Your child started stuttering and you are concerned. You go to your pediatrician to see what to do. You are reassured that you have nothing to worry about. A weight is lifted off of your shoulders. But 3 months later your worry returns because your child is still stuttering. And 6 months later your worry escalates because your child is now struggling to speak. What happened? Was your pediatrician wrong?
The pediatrician’s office is usually the first stop parents make to discuss their child’s stuttering. Parents are often met with the age old advice of “they’ll grow out of it”, “let’s wait and see”, and “don’t talk about it.” However, some pediatricians may be misinformed when it comes to childhood stuttering. Here are 5 pieces of advice to help dispel common myths and point parents in the right direction:
1. Not all children stop stuttering
While up to 80% of children between the ages of 2-5 spontaneously recover from childhood stuttering, approximately 20% don’t (Yairi & Ambrose, 1999) (1) . The 20% that persist usually present with some or many risk factors (2). Risk factors include a family history of stuttering, male gender, delayed speech and language development, sensitive temperament (Anderson et. al., 2003) (3) , later age of onset, duration longer than 12 months, and more. The more risk factors a child has and the longer he or she has been stuttering, the more likely it is that their stuttering will persist.
2. Seeking help is recommended
Particularly if a child has been stuttering for more than 6 months, seeking help from a stuttering specialist is recommended to help determine if a child is at risk. In the case where stuttering does persist, a stuttering specialist will ensure that the best interventions are used to support both parent and child. Even for those children whose stuttering does not persist, a stuttering specialist will be able to provide much needed reassurance and counsel parents on how to create fluency-enhancing communicative environments outside the therapy room.
3. There is no quick fix
There is often a false notion that stuttering can be “cured” and fluency can be attained with a few sessions of stuttering therapy. The truth is that there is no quick fix for stuttering. Stuttering is much more nuanced and every case is unique. Each child who stutters needs individualized attention and care. Therapeutic interventions for stuttering can span a few sessions to several weeks, months, and in some cases, longer.
4. It’s ok to talk about it

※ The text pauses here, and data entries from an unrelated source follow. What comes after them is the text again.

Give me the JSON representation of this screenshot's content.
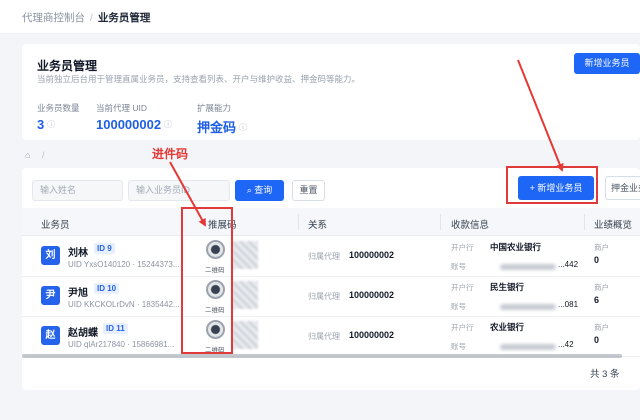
{
  "breadcrumb": {
    "parent": "代理商控制台",
    "sep": "/",
    "current": "业务员管理"
  },
  "panel": {
    "title": "业务员管理",
    "desc": "当前独立后台用于管理直属业务员，支持查看列表、开户与维护收益、押金码等能力。",
    "add_label": "新增业务员",
    "stats": [
      {
        "label": "业务员数量",
        "value": "3"
      },
      {
        "label": "当前代理 UID",
        "value": "100000002"
      },
      {
        "label": "扩展能力",
        "value": "押金码"
      }
    ]
  },
  "filters": {
    "name_placeholder": "输入姓名",
    "id_placeholder": "输入业务员ID",
    "search_label": "查询",
    "reset_label": "重置",
    "add_label": "新增业务员",
    "deposit_label": "押金业务"
  },
  "annotation": "进件码",
  "table": {
    "columns": [
      "业务员",
      "推展码",
      "关系",
      "收款信息",
      "业绩概览"
    ],
    "rows": [
      {
        "avatar": "刘",
        "name": "刘林",
        "id": "ID 9",
        "uid": "UID YxsO140120 · 15244373...",
        "qr_label": "二维码",
        "rel_key": "归属代理",
        "rel_val": "100000002",
        "bank_key": "开户行",
        "bank": "中国农业银行",
        "acct_key": "账号",
        "acct_tail": "...442",
        "perf_key": "商户",
        "perf_val": "0"
      },
      {
        "avatar": "尹",
        "name": "尹旭",
        "id": "ID 10",
        "uid": "UID KKCKOLrDvN · 1835442...",
        "qr_label": "二维码",
        "rel_key": "归属代理",
        "rel_val": "100000002",
        "bank_key": "开户行",
        "bank": "民生银行",
        "acct_key": "账号",
        "acct_tail": "...081",
        "perf_key": "商户",
        "perf_val": "6"
      },
      {
        "avatar": "赵",
        "name": "赵胡蝶",
        "id": "ID 11",
        "uid": "UID qlAr217840 · 15866981...",
        "qr_label": "二维码",
        "rel_key": "归属代理",
        "rel_val": "100000002",
        "bank_key": "开户行",
        "bank": "农业银行",
        "acct_key": "账号",
        "acct_tail": "...42",
        "perf_key": "商户",
        "perf_val": "0"
      }
    ]
  },
  "footer": {
    "total": "共 3 条"
  },
  "colors": {
    "primary": "#1e66f5",
    "highlight": "#e03a3a"
  }
}
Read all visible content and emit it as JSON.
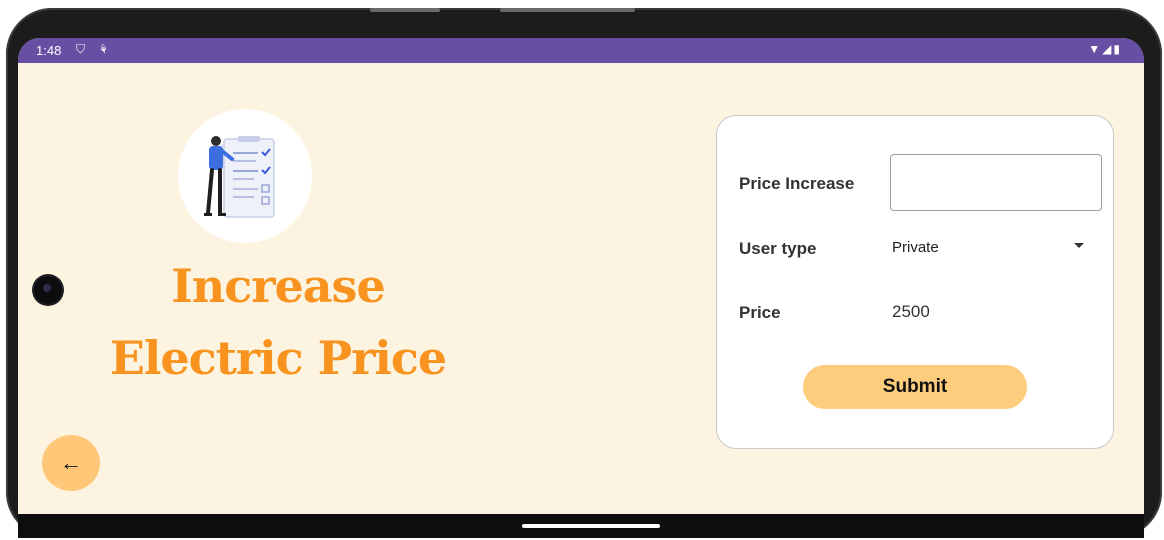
{
  "status_bar": {
    "time": "1:48",
    "left_icons": "⛉ ⚘",
    "right_icons": "▼◢▮",
    "color": "#6750a4"
  },
  "hero": {
    "icon": "clipboard-checklist-illustration",
    "title_line1": "Increase",
    "title_line2": "Electric Price",
    "title_color": "#f7931e"
  },
  "form": {
    "price_increase_label": "Price Increase",
    "price_increase_value": "",
    "user_type_label": "User type",
    "user_type_selected": "Private",
    "price_label": "Price",
    "price_value": "2500",
    "submit_label": "Submit",
    "button_color": "#fdcc7c"
  },
  "back_button": {
    "icon": "arrow-left-icon",
    "glyph": "←",
    "color": "#ffc878"
  },
  "background_color": "#fcf3e0"
}
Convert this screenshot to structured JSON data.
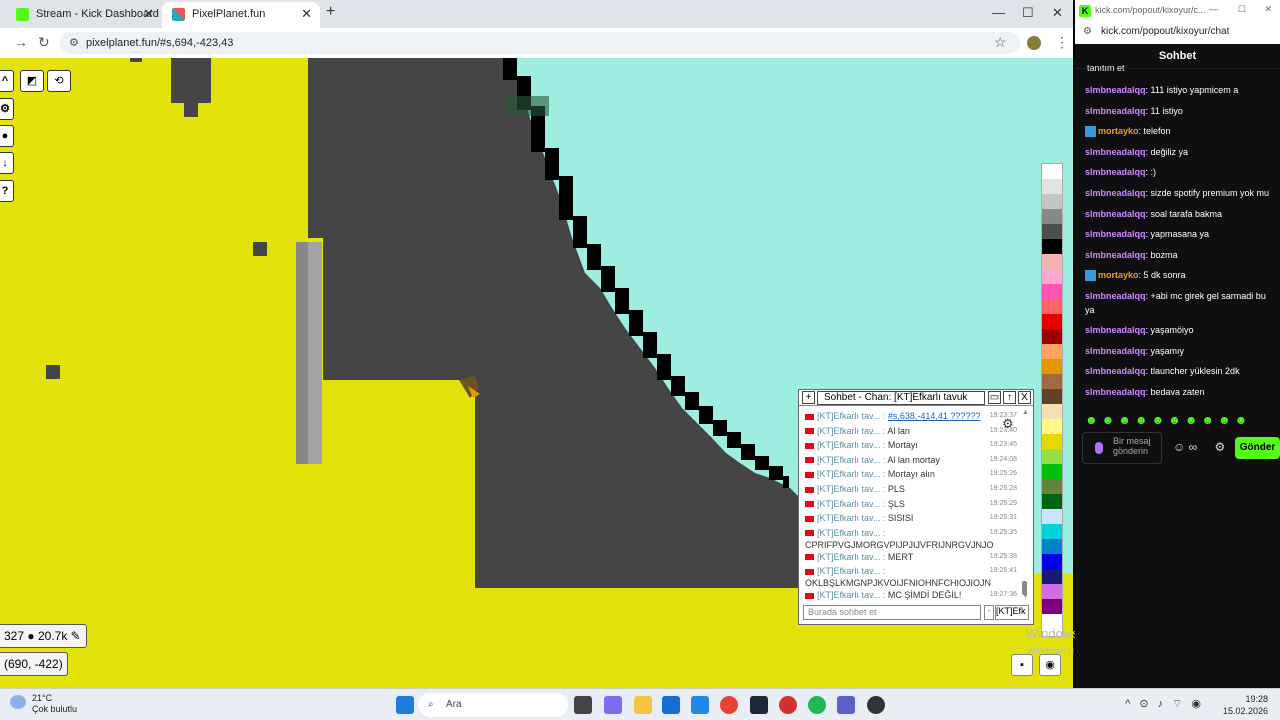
{
  "browser": {
    "tabs": [
      {
        "label": "Stream - Kick Dashboard",
        "icon": "kick-icon"
      },
      {
        "label": "PixelPlanet.fun",
        "icon": "pixelplanet-icon"
      }
    ],
    "url": "pixelplanet.fun/#s,694,-423,43"
  },
  "canvas": {
    "stats": {
      "online": "327",
      "pixels": "20.7k"
    },
    "coords": "(690, -422)"
  },
  "chat": {
    "title": "Sohbet - Chan: [KT]Efkarlı tavuk",
    "messages": [
      {
        "name": "[KT]Efkarlı tav... :",
        "text": "#s,638,-414,41 ??????",
        "time": "19:23:37"
      },
      {
        "name": "[KT]Efkarlı tav... :",
        "text": "Al lan",
        "time": "19:23:40"
      },
      {
        "name": "[KT]Efkarlı tav... :",
        "text": "Mortayı",
        "time": "19:23:45"
      },
      {
        "name": "[KT]Efkarlı tav... :",
        "text": "Al lan mortay",
        "time": "19:24:08"
      },
      {
        "name": "[KT]Efkarlı tav... :",
        "text": "Mortayı alın",
        "time": "19:25:26"
      },
      {
        "name": "[KT]Efkarlı tav... :",
        "text": "PLS",
        "time": "19:25:28"
      },
      {
        "name": "[KT]Efkarlı tav... :",
        "text": "ŞLS",
        "time": "19:25:29"
      },
      {
        "name": "[KT]Efkarlı tav... :",
        "text": "SISISI",
        "time": "19:25:31"
      },
      {
        "name": "[KT]Efkarlı tav... :",
        "text": "CPRIFPVGJMORGVPIJPJIJVFRIJNRGVJNJO",
        "time": "19:25:35"
      },
      {
        "name": "[KT]Efkarlı tav... :",
        "text": "MERT",
        "time": "19:25:38"
      },
      {
        "name": "[KT]Efkarlı tav... :",
        "text": "OKLBŞLKMGNPJKVOIJFNIOHNFCHIOJIOJN",
        "time": "19:25:41"
      },
      {
        "name": "[KT]Efkarlı tav... :",
        "text": "MC ŞİMDİ DEĞİL!",
        "time": "19:27:36"
      }
    ],
    "input_placeholder": "Burada sohbet et",
    "channel": "[KT]Efk"
  },
  "watermark": {
    "title": "Windows'u Etkinleştir",
    "subtitle": "Windows'u etkinleştirmek için Ayarlar'a gidin."
  },
  "kick": {
    "window_title": "kick.com/popout/kixoyur/c...",
    "url": "kick.com/popout/kixoyur/chat",
    "header": "Sohbet",
    "top_fragment": "tanıtım et",
    "messages": [
      {
        "user": "slmbneadalqq",
        "text": ": 111 istiyo yapmicem a",
        "type": "purple"
      },
      {
        "user": "slmbneadalqq",
        "text": ": 11 istiyo",
        "type": "purple"
      },
      {
        "user": "mortayko",
        "text": ": telefon",
        "type": "orange"
      },
      {
        "user": "slmbneadalqq",
        "text": ": değiliz ya",
        "type": "purple"
      },
      {
        "user": "slmbneadalqq",
        "text": ": :)",
        "type": "purple"
      },
      {
        "user": "slmbneadalqq",
        "text": ": sizde spotify premium yok mu",
        "type": "purple"
      },
      {
        "user": "slmbneadalqq",
        "text": ": soal tarafa bakma",
        "type": "purple"
      },
      {
        "user": "slmbneadalqq",
        "text": ": yapmasana ya",
        "type": "purple"
      },
      {
        "user": "slmbneadalqq",
        "text": ": bozma",
        "type": "purple"
      },
      {
        "user": "mortayko",
        "text": ": 5 dk sonra",
        "type": "orange"
      },
      {
        "user": "slmbneadalqq",
        "text": ": +abi mc girek gel sarmadi bu ya",
        "type": "purple"
      },
      {
        "user": "slmbneadalqq",
        "text": ": yaşamöiyo",
        "type": "purple"
      },
      {
        "user": "slmbneadalqq",
        "text": ": yaşamıy",
        "type": "purple"
      },
      {
        "user": "slmbneadalqq",
        "text": ": tlauncher yüklesin 2dk",
        "type": "purple"
      },
      {
        "user": "slmbneadalqq",
        "text": ": bedava zaten",
        "type": "purple"
      }
    ],
    "input_placeholder": "Bir mesaj gönderin",
    "send_label": "Gönder"
  },
  "taskbar": {
    "temperature": "21°C",
    "weather": "Çok bulutlu",
    "search": "Ara",
    "time": "19:28",
    "date": "15.02.2026"
  }
}
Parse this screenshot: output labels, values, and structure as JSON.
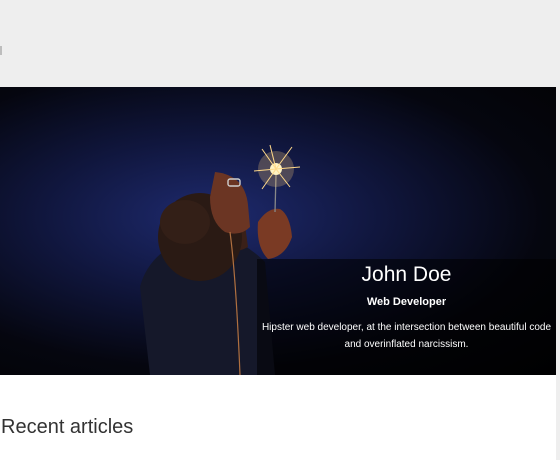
{
  "nav": {
    "link_label": "e"
  },
  "hero": {
    "name": "John Doe",
    "role": "Web Developer",
    "bio_line1": "Hipster web developer, at the intersection between beautiful code",
    "bio_line2": "and overinflated narcissism."
  },
  "main": {
    "section_title": "Recent articles"
  },
  "colors": {
    "hero_glow": "#1e2a6e",
    "hero_bg": "#020203",
    "page_bg": "#eeeeee"
  }
}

If a child is physically struggling while stuttering, and especially if he or she has expressed recognition of that struggle, it is important to provide language to talk about the experience. Providing language such as “that looked like it was difficult to say”, or “sometimes my words get stuck too and it feels frustrating” validates the child’s experience. It let’s them know that they have safe place to share their experiences and emotions. It also paves the way for future self-advocacy. Children who know it’s ok to talk about stuttering are better prepared to handle the ups and downs of stuttering and advocate for themselves with confidence.
5. Parents need to be supported
Parents often times feel guilty that their child stutters and think that they are somehow to blame. Nothing could be further from the truth, and having a support network to affirm this is so important. Receiving support from a stuttering specialist, parent’s support group or national organization are some of the many ways that parents can know that they are not to blame, and just as important, know that they are not alone.
The American Institute for Stuttering is a leading non-profit organization whose primary mission is to provide universally affordable, state-of-the-art speech therapy to people of all ages who stutter, guidance to their families, and much-needed clinical training to speech professionals wishing to gain expertise in stuttering. Offices are located in New York, NY and Atlanta, GA, and services are also available Online. Our mission extends to advancing public and scholarly understanding of this often misunderstood disorder